Task to complete →
Give back the entries verbatim.

*** Extracted entries Section Begins ***

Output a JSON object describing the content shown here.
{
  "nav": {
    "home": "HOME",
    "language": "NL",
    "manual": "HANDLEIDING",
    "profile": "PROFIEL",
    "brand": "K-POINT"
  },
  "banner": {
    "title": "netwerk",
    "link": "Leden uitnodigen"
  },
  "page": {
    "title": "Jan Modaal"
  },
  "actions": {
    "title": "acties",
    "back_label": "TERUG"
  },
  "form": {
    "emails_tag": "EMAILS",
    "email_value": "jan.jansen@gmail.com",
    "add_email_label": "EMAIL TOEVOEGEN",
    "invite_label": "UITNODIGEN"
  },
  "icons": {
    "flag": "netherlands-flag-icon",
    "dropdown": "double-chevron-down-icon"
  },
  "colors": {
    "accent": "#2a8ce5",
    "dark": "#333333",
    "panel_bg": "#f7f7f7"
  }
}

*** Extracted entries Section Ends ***

Solution to this task →
Output a JSON object describing the content shown here.
{
  "nav": {
    "home": "HOME",
    "language": "NL",
    "manual": "HANDLEIDING",
    "profile": "PROFIEL",
    "brand": "K-POINT"
  },
  "banner": {
    "title": "netwerk",
    "link": "Leden uitnodigen"
  },
  "page": {
    "title": "Jan Modaal"
  },
  "actions": {
    "title": "acties",
    "back_label": "TERUG"
  },
  "form": {
    "emails_tag": "EMAILS",
    "email_value": "jan.jansen@gmail.com",
    "add_email_label": "EMAIL TOEVOEGEN",
    "invite_label": "UITNODIGEN"
  },
  "icons": {
    "flag": "netherlands-flag-icon",
    "dropdown": "double-chevron-down-icon"
  },
  "colors": {
    "accent": "#2a8ce5",
    "dark": "#333333",
    "panel_bg": "#f7f7f7"
  }
}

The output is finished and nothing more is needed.